▸ **Items from a dataset**

#####

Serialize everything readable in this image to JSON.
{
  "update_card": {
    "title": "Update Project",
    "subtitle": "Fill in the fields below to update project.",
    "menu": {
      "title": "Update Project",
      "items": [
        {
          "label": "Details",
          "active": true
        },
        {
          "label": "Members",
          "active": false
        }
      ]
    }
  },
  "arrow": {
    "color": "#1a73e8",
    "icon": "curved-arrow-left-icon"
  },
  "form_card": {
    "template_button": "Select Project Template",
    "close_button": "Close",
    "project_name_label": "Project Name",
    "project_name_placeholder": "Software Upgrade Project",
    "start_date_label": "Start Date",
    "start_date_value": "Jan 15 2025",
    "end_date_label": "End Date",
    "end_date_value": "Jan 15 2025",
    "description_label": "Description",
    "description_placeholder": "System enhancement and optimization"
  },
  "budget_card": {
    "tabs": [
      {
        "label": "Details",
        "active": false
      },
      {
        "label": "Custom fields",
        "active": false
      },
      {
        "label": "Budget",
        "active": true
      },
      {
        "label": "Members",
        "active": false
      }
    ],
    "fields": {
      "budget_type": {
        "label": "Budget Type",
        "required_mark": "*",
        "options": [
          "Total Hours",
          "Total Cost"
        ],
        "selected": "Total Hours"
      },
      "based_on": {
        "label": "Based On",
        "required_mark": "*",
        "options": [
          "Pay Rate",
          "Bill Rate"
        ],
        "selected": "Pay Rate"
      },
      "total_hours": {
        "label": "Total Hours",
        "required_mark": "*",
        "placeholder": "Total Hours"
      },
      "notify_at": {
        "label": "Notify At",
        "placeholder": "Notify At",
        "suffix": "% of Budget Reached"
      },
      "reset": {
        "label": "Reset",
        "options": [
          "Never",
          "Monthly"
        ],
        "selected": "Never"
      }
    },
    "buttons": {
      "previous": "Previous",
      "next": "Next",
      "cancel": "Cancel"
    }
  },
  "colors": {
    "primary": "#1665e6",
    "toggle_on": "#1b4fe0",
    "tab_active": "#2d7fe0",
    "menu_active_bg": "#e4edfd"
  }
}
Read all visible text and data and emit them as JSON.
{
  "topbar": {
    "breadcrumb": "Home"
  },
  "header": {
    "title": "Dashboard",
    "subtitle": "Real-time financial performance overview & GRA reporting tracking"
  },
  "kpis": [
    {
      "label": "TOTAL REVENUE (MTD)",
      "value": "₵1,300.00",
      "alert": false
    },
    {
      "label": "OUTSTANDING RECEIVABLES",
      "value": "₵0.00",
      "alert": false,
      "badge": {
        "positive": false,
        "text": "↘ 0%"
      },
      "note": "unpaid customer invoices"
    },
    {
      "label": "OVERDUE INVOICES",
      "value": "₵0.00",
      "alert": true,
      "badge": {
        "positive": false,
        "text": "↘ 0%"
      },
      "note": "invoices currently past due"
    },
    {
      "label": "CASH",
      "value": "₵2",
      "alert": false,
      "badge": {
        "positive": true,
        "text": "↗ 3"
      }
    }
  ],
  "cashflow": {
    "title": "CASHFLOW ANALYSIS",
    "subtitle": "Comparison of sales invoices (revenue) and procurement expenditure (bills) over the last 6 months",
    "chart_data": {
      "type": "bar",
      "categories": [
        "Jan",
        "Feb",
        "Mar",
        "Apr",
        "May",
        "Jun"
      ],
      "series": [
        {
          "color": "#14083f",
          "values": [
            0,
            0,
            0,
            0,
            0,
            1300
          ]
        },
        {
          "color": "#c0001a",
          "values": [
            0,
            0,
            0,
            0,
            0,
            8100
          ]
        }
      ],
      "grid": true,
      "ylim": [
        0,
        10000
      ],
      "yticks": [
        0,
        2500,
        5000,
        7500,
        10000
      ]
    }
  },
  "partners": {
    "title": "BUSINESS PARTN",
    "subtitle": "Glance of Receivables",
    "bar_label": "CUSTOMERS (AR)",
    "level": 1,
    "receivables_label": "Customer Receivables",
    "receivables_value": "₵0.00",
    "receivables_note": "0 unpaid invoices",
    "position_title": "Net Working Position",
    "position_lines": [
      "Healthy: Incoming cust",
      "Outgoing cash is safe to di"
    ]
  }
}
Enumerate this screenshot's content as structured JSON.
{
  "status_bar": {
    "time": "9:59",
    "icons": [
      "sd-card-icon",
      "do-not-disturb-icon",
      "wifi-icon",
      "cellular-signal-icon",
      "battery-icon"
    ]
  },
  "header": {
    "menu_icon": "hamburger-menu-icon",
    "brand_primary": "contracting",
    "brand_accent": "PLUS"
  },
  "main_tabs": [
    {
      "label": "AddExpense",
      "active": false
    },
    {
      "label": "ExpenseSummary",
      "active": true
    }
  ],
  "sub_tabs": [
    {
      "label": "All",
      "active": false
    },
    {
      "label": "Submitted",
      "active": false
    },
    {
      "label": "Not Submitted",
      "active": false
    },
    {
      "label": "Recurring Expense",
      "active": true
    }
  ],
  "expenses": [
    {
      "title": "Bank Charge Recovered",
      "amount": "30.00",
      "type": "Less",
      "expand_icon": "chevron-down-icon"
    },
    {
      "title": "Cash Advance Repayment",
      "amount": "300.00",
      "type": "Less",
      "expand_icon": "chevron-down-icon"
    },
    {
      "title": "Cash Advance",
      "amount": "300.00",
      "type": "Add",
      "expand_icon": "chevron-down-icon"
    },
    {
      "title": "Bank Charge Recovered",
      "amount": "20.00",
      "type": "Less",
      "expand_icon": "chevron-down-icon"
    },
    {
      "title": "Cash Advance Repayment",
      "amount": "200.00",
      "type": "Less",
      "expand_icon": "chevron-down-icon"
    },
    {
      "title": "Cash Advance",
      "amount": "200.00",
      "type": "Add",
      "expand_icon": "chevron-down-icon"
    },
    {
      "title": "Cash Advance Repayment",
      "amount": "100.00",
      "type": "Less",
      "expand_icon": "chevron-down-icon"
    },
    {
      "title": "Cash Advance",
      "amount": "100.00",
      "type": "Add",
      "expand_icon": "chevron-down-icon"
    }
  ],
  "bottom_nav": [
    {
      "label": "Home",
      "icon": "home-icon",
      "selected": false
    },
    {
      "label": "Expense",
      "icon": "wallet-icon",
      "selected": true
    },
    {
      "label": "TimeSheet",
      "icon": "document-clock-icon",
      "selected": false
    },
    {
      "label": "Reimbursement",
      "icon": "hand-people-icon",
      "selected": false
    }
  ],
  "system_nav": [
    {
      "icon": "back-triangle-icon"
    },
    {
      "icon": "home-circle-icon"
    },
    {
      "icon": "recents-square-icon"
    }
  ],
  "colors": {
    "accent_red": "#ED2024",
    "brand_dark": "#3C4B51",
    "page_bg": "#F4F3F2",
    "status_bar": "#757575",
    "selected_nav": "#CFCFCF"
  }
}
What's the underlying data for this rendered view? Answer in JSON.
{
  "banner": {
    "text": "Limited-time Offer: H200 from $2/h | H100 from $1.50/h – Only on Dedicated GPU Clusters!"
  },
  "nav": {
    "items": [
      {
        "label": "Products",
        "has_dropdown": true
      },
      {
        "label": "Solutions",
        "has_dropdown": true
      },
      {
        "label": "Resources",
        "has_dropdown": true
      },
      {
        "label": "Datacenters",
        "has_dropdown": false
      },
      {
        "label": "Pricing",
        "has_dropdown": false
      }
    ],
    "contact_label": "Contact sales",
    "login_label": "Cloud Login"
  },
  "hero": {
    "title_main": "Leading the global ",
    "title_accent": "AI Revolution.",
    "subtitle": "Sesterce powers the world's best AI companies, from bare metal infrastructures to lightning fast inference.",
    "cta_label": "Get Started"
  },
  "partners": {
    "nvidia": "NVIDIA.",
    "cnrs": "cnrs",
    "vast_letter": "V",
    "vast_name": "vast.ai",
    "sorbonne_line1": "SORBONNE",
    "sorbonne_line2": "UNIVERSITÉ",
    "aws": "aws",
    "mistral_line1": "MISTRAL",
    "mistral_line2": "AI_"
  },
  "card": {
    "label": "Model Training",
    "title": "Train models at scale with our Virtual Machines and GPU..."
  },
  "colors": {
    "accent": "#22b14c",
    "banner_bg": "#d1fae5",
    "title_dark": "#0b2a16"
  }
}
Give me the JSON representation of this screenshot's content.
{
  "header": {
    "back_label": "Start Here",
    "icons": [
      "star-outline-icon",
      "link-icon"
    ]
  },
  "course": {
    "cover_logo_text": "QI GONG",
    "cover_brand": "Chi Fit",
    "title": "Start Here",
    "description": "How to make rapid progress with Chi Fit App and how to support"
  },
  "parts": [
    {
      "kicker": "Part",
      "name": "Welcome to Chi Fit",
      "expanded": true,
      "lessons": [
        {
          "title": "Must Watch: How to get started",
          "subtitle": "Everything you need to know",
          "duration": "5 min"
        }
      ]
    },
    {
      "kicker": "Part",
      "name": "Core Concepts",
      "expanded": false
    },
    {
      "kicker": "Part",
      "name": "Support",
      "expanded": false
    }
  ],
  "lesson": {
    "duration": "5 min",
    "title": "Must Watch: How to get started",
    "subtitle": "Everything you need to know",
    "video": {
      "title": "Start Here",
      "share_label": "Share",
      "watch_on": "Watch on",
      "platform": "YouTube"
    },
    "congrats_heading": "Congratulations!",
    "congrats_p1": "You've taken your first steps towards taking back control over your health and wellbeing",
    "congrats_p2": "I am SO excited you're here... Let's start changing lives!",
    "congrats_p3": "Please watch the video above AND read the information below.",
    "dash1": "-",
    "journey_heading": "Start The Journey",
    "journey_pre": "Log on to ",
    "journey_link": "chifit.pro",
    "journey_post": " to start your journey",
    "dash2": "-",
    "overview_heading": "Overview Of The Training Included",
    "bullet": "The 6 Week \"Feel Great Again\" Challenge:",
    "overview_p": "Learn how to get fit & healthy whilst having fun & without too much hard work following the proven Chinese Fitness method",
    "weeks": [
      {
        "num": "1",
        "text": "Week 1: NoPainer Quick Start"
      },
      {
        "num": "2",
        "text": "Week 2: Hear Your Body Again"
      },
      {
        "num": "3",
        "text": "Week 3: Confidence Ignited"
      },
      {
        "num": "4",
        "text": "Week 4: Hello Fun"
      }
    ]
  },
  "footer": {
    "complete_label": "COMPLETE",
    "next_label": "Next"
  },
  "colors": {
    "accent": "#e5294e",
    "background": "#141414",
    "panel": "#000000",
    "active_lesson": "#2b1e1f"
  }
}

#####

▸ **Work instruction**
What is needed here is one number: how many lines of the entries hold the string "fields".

▸ **Exercise answer**
3